California Attorney General Kamala Harris said that her office has settled the lawsuit for $150,000. Anthem Blue Cross was facing legal action after sending policyholders auto-generated letters that not only had their full Social Security numbers printed on them, but also clearly showed those numbers through the clear plastic window in the envelopes. The letters were sent to 33,756 Medicare Supplement and Medicare Part D subscribers between April 2011 and March 2012.
The Social Security numbers were included as part of priority codes for marketing purposes and on payment letters.
As a result, Harris’ office found Anthem in violation of a state law that restricts the disclosure of Social Security numbers, and filed a complaint against Anthem in Los Angeles Superior Court.
For its part, Anthem Blue Cross said that it suspended mailings as soon as the company became aware of the problem. The company also said that it implemented training and processes to correct the error and developed an alert system that will notify officials when sensitive data are requested by the marketing department. As part of the settlement terms, it is also providing enhanced data security training for all associates and is restricting employee access to members' Social Security numbers.
"Our office is committed to protecting the privacy of Californians," Harris said. "This settlement requires the company to make significant improvements to its data security procedures to ensure this type of error does not happen again."
Meanwhile, the damage from the breach has been limited, Anthem said. "There is no indication of a data breach or that any information from these mailings was used in a way that was detrimental to our members,” said Anthem spokeswoman Leslie Porras, speaking to the Sacramento Business Journal. She said that those affected were notified and offered free credit monitoring. The company website however makes no mention of the issue.

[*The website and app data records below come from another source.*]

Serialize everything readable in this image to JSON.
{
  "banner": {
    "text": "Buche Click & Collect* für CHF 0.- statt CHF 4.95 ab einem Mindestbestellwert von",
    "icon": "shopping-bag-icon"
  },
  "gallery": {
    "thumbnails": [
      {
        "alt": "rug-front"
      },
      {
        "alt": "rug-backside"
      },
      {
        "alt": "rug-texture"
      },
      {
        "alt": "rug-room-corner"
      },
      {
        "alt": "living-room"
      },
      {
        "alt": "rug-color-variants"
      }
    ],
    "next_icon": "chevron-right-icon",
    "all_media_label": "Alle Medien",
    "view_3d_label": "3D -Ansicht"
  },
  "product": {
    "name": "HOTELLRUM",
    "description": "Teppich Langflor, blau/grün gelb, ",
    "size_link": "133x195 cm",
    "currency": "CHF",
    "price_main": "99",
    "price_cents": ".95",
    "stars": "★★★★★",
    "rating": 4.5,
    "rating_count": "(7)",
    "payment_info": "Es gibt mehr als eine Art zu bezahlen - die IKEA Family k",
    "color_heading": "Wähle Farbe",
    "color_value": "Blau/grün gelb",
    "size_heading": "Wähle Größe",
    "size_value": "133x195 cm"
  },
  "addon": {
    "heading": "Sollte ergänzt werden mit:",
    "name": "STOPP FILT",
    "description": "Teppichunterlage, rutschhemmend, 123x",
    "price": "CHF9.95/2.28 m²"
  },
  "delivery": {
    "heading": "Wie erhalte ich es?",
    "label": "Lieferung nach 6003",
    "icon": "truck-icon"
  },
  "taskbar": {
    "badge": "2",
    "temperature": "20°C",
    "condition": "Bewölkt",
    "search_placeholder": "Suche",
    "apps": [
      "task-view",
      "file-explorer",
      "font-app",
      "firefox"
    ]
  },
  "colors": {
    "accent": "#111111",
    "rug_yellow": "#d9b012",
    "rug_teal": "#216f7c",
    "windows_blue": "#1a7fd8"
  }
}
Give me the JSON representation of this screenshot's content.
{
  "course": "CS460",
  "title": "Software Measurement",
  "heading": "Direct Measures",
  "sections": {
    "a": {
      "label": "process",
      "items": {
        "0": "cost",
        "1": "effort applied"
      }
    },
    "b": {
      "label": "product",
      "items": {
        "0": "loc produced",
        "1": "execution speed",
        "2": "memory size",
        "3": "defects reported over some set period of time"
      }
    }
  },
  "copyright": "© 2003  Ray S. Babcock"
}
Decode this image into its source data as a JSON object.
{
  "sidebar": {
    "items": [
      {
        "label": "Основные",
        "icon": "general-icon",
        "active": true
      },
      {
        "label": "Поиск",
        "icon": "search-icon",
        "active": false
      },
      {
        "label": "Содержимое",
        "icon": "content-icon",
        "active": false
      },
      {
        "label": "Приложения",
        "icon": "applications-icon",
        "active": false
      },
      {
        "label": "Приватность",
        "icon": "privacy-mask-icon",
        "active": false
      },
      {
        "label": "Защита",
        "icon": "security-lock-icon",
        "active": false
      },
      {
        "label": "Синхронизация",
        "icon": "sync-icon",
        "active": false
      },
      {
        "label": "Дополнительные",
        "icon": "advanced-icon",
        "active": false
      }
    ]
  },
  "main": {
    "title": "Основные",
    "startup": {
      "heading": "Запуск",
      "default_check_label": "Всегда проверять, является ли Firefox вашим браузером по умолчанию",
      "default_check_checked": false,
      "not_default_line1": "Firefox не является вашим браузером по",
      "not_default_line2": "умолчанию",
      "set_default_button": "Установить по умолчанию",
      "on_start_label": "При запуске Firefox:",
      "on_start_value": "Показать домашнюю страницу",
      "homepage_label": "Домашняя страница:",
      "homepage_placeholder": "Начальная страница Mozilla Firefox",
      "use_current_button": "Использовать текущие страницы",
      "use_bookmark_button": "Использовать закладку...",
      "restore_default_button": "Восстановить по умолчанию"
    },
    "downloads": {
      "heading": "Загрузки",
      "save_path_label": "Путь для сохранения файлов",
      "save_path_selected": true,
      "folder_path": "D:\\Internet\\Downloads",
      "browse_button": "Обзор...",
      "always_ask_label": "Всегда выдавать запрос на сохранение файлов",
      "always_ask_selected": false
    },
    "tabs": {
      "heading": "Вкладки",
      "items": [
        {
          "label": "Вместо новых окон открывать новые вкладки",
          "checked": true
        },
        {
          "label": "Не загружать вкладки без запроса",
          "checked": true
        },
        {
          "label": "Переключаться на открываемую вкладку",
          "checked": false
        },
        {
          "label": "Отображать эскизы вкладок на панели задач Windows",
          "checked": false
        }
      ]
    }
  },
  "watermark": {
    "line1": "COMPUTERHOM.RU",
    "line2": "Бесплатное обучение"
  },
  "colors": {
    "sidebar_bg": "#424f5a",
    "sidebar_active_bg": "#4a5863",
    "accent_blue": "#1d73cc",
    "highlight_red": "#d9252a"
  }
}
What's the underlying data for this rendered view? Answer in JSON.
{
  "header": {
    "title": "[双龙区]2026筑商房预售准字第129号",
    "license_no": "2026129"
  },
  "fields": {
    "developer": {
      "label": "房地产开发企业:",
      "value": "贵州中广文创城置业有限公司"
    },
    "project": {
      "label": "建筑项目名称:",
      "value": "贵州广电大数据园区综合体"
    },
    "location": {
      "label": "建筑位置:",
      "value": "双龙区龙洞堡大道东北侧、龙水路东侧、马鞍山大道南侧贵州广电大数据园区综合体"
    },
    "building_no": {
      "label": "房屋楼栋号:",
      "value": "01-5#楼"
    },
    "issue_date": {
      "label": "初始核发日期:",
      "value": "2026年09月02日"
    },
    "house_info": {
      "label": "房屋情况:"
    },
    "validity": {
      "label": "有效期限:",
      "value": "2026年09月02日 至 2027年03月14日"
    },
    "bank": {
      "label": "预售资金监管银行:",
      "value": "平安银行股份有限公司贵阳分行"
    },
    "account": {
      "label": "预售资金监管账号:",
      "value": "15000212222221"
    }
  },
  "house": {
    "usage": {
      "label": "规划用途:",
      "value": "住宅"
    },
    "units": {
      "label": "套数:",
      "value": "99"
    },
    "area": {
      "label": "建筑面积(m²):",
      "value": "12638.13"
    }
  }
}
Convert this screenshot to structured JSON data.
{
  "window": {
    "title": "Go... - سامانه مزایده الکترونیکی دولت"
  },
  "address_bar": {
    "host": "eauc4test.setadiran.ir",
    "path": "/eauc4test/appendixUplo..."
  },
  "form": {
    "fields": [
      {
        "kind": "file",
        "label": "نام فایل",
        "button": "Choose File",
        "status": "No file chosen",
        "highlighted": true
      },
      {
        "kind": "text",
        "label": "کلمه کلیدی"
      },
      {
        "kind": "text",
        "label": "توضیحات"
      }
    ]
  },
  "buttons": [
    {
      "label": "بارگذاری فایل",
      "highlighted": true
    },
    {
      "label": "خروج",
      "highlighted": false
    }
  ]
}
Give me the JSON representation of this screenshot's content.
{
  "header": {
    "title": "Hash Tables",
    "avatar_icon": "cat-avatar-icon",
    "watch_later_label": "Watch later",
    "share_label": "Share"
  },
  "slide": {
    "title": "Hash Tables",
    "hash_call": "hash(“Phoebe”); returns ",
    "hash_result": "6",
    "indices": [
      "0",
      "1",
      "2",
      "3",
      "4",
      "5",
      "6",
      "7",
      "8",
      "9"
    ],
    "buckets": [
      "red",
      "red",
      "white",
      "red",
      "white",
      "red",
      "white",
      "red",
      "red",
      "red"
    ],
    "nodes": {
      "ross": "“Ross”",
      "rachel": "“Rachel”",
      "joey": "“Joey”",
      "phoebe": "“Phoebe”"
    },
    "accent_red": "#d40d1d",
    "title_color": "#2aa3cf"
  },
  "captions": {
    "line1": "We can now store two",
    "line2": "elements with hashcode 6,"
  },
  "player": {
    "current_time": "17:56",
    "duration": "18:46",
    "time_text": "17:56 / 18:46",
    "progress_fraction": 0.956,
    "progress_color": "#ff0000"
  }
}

The incident is a good example of the problem that healthcare industry observers say is a prime security problem: the lack of focus on patient data security. Recent studies show that flaws in internal data handling processes—as happened with Anthem—and the lack of security awareness on the part of employees in healthcare systems lead to the biggest issues.